Uppsala during Easter

What will you do if you planned nothing for Easter holidays that last for 4.5 days? Imagine the first very warm day this year suddenly comes during this long holiday? One can hang around in the city or ride a bike or go to the cinema and then to a burger/sushi place. You can even clean your whole apartment and cook the meal for the upcoming week. That is what we did during 2.5 days and we still had 2 days left without nothing special planned.


Well, such a long weekend is a great time for travelling! We decided to visit Uppsala, the fourth city in Sweden in terms of population. It took around 40 min to get there by train from Stockholm Central. The cheapest ticket in the 2nd class for one person cost around 85 kr (~ 8.5 euros). When I say 'we' I mean not only myself and my husband but also our two friends (a couple) from Ukraine — Ian and Julia. So there were four of us in this trip.


We didn’t plan a lot of sightseeing, just wanted to visit several most remarkable places. The first one was the Castle. Everyone in Uppsala will definitely recommend it as the most attractive sight of the city. Situated on the hill, the castle can be easily visible from any part of Uppsala.


Hint: click on a photo to fit your screen, thus it's much more comfortable to watch vertical shots.

Built in the 16th century as a fortress, the castle now serves as a site for three museums including Uppsala Art Museum.

And you can enjoy a beautiful panorama of the city.

Built in the 16th century as a fortress, the castle now serves as a site for three museums including Uppsala Art Museum.


From the hill where the castle stands, you can see a cathedral that dates to the late 13th century. Its height is 118.7 meters and it is the tallest church in the Nordic countries.

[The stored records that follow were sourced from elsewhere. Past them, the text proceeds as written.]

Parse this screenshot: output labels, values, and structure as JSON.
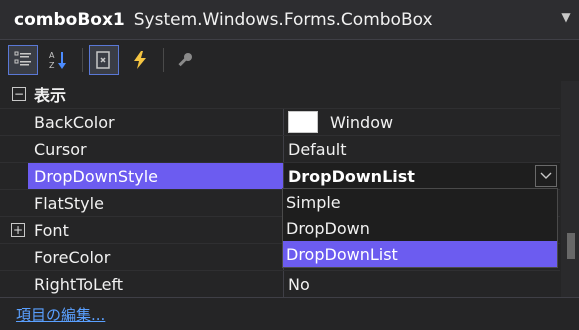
{
  "header": {
    "object_name": "comboBox1",
    "object_type": "System.Windows.Forms.ComboBox"
  },
  "toolbar": {
    "buttons": [
      {
        "icon": "categorized-icon",
        "active": true
      },
      {
        "icon": "alphabetical-icon",
        "active": false
      },
      {
        "icon": "properties-icon",
        "active": true
      },
      {
        "icon": "events-icon",
        "active": false
      },
      {
        "icon": "property-pages-icon",
        "active": false
      }
    ]
  },
  "grid": {
    "category": "表示",
    "rows": [
      {
        "name": "BackColor",
        "value": "Window",
        "swatch": "#ffffff"
      },
      {
        "name": "Cursor",
        "value": "Default"
      },
      {
        "name": "DropDownStyle",
        "value": "DropDownList",
        "selected": true
      },
      {
        "name": "FlatStyle",
        "value": ""
      },
      {
        "name": "Font",
        "value": "",
        "expandable": true
      },
      {
        "name": "ForeColor",
        "value": ""
      },
      {
        "name": "RightToLeft",
        "value": "No"
      }
    ]
  },
  "dropdown": {
    "options": [
      "Simple",
      "DropDown",
      "DropDownList"
    ],
    "selected": "DropDownList"
  },
  "footer": {
    "link": "項目の編集..."
  },
  "colors": {
    "background": "#252526",
    "selection": "#6c5cf0",
    "link": "#5aa0ff"
  }
}
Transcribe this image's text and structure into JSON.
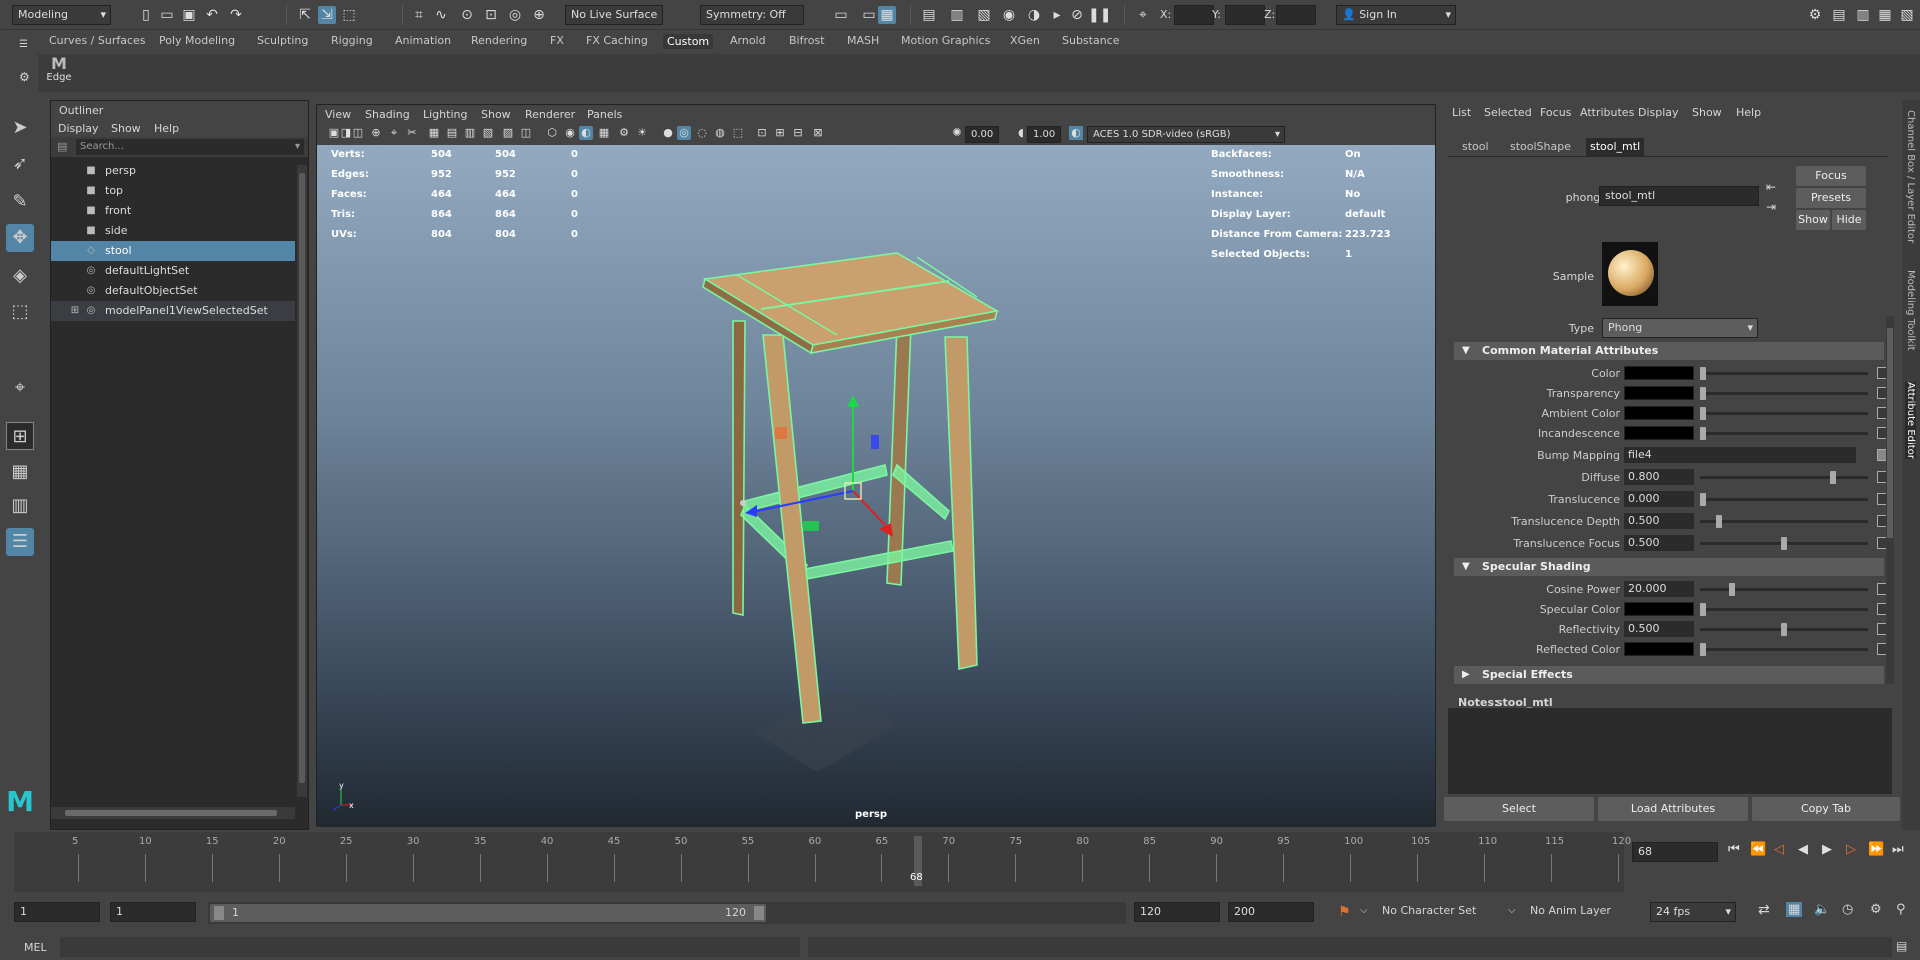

Here is the courtyard around the cathedral. At that point, we decided to have a little rest in the sun with our best friends — our smartphones.

Because it’s springtime!

In front of the castle, there is a botanical garden of which Carolus Linnaeus took care in 1741. There is also a 200-year-old Orangery but we didn’t go there.

Around 14:00 we felt it was lunch time so we started looking for a place.

It was only March 23rd but you could already sit outdoor of a café! And people seem really enjoy this.

After lunch, we went across the river and I suddenly felt like I’ve seen it before. Look carefully.

Loooooots of bikes, the water in concrete blocks and low houses of brown-reddish color. Doesn’t it feel like Amsterdam?

The river led us to the central park.

You may wonder why the trees are so colorful. That’s an old Swedish tradition to decorate trees and bushes with colorful feathers on Easter. Swedes also decorate small artificial trees inside their apartments. This is how the feathers look like closer.

Oh, a golden cat! I tried to find info about the monument but I didn’t find a picture of it. Maybe it’s a new monument. Seems like it is dedicated to the famous Uppsala’s cat Pelle Svanslös (English: Peter-No-Tail), whose tail was bitten off by a rat. He is a fictional cat created by the Swedish author Gösta Knutsson and a children's book series about him. The books were published between 1939 and 1972 and there are also several films and cartoons about him (1981-2000).

Boat houses of Uppsala have something in common with Amsterdam :)

If one part of Uppsala reminds of Amsterdam, then another one is about Spain. I saw the same yellow straight houses in Valencia, for example. There they serve as cheap hotels for summer tourists.

Now that the sun was hidden behind clouds and it became colder and we got too tired to continue our trip, so we decided to get back home. And the yellow building with the green roof is the central railway station of Uppsala — our destination point. Bye bye!